For Malaysians who come from Sabah and Sarawak, the annual rice harvest is a time for the indigenous communities to celebrate and give thanks to traditional deities and spirits for the year’s bounty.
In Sabah, it’s known as Kaamatan – derived from tomo, the local Kadazandusun word for “harvest” – which honours a female deity who sacrificed herself to bring about the harvest. Kaamatan festival falls on May 30 and 31.
After the completion of important rituals conducted by bobohizan, or high priestesses who act as spiritual custodians of the community, Kaamatan celebrations typically include festive gatherings where the indigenous communities, adorn in traditional garb, eat local food and drink too much homebrew. Other events include dancing, beauty pageants, buffalo races, and so on. Think of it as East Malaysia’s own version of a rodeo.
Meanwhile, in Sarawak, it’s Gawai – a word meaning “festival” in the Dayak language – celebrations fall on June 1 and June 2. Celebrations typically take place in longhouses, where much feasting, drinking, singing and dancing happens. Merriment can sometimes last for a whole month. Definitely not a festival for the faint-hearted.

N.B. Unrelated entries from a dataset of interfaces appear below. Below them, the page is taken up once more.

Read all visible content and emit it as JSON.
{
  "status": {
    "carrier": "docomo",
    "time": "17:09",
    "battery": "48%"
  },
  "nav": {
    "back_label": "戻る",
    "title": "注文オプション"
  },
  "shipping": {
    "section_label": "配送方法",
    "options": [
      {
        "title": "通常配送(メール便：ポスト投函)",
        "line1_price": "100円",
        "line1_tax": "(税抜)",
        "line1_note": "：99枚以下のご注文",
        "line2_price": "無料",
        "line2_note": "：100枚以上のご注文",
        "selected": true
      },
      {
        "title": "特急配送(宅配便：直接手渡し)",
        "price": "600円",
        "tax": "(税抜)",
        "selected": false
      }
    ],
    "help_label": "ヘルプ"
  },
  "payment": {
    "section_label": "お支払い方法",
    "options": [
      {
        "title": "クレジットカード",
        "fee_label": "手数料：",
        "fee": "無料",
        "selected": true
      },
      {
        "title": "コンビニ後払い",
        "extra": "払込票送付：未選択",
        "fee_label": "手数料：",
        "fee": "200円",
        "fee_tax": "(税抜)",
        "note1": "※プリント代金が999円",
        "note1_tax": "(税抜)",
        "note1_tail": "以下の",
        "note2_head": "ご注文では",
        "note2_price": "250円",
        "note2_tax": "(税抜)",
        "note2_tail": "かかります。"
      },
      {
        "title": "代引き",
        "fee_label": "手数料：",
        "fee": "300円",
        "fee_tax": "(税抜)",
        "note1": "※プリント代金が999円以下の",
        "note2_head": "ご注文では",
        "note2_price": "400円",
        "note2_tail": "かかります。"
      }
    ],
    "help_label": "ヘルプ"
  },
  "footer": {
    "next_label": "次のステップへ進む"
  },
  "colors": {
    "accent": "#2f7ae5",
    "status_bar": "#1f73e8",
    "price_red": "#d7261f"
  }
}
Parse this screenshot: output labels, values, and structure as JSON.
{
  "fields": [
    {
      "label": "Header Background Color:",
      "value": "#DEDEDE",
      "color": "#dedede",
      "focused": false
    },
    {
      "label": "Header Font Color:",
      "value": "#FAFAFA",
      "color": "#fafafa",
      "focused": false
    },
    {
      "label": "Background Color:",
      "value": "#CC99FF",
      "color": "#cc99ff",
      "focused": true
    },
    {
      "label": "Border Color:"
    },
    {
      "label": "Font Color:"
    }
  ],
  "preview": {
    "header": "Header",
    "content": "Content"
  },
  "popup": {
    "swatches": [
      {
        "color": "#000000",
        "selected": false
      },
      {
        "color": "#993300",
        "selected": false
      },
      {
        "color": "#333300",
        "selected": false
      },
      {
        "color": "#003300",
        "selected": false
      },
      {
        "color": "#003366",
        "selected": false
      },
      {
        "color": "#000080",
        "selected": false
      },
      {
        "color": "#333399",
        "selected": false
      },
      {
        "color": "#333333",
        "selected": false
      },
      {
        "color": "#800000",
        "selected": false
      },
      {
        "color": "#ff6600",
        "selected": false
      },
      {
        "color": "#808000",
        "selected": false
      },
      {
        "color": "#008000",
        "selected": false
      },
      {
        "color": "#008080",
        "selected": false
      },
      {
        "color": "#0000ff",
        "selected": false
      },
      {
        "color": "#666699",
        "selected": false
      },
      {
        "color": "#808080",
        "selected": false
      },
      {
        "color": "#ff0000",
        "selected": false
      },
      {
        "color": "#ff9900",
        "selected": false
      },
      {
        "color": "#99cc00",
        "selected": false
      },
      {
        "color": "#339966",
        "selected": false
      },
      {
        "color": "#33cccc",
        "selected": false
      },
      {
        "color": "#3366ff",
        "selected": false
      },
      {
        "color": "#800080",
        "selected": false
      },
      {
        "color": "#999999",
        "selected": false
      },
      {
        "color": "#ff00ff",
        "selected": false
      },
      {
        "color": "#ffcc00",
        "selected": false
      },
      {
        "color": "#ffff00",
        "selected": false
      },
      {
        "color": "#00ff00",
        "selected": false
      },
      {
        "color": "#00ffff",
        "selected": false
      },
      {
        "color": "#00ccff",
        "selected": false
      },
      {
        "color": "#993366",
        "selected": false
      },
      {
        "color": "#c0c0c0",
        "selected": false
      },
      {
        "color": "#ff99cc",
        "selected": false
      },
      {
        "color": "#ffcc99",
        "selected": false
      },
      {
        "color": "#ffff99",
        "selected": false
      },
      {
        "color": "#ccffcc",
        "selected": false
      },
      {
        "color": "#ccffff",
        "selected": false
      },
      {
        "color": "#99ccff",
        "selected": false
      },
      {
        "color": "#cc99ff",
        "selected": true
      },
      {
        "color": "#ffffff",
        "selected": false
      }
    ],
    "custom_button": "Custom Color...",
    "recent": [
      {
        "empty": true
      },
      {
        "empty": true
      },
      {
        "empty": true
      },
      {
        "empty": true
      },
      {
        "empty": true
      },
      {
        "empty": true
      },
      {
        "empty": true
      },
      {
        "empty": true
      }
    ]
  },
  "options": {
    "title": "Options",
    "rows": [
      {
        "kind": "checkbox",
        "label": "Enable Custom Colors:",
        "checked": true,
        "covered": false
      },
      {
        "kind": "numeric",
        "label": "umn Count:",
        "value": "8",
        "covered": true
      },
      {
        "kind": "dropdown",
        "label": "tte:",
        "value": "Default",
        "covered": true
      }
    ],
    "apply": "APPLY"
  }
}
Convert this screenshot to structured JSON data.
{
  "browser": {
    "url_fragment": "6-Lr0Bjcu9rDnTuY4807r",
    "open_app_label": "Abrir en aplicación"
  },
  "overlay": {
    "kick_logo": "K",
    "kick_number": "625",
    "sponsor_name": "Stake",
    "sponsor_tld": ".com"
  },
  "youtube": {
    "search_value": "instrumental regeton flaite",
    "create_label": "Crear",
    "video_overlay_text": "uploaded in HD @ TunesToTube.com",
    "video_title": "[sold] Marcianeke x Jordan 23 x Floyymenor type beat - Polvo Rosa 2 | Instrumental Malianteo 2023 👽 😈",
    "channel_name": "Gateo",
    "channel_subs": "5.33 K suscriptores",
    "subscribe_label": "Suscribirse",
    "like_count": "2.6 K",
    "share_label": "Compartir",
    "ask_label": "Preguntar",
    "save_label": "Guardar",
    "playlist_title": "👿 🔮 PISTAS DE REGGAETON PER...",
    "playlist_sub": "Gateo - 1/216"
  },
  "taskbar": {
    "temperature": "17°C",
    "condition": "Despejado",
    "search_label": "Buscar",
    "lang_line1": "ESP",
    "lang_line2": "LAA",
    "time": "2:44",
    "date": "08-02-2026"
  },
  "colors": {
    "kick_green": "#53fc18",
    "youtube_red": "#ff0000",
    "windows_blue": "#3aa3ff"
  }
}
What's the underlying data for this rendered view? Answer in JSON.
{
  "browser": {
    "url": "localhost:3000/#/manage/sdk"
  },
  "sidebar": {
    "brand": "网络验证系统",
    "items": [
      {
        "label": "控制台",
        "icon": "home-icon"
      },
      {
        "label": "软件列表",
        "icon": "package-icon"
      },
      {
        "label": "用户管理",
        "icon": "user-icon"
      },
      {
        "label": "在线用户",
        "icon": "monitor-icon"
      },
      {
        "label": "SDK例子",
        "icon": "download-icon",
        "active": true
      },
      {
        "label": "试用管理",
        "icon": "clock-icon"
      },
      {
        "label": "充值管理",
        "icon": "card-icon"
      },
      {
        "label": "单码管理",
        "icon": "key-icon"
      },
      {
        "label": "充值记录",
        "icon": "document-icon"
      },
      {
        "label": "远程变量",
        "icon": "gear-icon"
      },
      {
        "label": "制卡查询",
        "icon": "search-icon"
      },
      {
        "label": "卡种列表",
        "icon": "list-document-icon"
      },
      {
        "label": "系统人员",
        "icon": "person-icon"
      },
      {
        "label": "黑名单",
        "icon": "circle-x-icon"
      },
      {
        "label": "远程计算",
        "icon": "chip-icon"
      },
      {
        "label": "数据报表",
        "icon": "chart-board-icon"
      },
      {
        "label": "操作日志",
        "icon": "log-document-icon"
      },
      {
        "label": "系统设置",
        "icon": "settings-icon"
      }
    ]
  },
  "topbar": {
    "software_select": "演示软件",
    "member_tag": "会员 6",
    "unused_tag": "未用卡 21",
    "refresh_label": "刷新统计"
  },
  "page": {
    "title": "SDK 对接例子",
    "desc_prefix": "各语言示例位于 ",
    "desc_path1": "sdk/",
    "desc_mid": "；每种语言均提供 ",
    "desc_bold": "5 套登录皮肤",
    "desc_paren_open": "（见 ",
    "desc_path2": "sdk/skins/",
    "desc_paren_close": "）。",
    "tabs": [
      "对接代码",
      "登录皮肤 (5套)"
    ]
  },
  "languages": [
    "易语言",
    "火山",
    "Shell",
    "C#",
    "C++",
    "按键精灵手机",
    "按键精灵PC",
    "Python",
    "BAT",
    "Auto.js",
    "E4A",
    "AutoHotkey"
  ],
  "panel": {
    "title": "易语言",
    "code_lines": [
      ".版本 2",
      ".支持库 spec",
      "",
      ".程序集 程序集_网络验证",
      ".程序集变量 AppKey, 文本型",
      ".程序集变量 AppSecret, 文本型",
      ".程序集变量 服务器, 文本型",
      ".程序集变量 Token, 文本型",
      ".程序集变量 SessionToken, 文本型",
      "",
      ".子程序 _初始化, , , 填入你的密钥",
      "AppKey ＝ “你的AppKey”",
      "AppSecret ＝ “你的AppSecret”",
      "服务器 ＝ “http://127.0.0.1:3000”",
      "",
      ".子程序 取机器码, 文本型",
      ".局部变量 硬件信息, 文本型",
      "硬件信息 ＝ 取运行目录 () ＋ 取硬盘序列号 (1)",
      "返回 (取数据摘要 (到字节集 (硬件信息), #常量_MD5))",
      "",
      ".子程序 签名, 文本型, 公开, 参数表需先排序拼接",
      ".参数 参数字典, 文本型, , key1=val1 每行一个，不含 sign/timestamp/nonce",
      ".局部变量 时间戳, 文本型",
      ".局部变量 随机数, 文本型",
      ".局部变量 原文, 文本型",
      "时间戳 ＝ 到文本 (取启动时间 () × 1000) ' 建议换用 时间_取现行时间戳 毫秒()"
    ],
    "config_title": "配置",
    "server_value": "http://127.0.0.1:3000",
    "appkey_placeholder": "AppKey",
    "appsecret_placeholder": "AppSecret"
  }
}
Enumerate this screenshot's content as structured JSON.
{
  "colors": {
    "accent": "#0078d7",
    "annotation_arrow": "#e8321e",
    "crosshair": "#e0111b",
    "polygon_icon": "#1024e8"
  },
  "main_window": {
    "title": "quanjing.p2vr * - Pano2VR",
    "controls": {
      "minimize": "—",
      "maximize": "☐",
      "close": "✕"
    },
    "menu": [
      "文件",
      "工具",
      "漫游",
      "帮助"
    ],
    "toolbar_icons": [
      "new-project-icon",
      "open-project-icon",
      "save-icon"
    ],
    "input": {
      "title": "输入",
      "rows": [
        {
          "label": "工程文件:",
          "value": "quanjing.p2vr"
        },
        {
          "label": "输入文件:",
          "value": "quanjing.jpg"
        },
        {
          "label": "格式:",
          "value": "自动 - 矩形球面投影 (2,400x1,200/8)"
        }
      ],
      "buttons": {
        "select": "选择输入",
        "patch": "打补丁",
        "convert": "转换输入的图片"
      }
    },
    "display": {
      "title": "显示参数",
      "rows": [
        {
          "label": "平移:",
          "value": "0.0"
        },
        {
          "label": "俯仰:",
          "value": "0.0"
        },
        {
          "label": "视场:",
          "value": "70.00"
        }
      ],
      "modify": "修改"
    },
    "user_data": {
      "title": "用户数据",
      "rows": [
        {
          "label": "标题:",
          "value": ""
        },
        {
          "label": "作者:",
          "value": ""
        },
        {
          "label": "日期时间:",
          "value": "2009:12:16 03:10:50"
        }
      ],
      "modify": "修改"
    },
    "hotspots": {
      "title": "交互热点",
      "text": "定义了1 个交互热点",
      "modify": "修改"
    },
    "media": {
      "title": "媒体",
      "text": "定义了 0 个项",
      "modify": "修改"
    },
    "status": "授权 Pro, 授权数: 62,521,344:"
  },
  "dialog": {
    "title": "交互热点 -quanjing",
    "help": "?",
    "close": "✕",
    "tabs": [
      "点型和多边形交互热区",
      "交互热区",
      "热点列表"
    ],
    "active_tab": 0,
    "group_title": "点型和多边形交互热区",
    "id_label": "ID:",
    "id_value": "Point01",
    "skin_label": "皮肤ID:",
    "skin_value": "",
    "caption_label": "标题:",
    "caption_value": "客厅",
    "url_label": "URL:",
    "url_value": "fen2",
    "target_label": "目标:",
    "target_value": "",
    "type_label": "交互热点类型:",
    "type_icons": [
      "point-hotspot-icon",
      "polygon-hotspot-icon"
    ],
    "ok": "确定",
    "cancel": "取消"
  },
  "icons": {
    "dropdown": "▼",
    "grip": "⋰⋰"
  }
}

Petronas, which has been releasing Gawai and Kaamatan-themed advertisements for several years now, has released this year’s installments just in time for the annual celebrations. Check them out!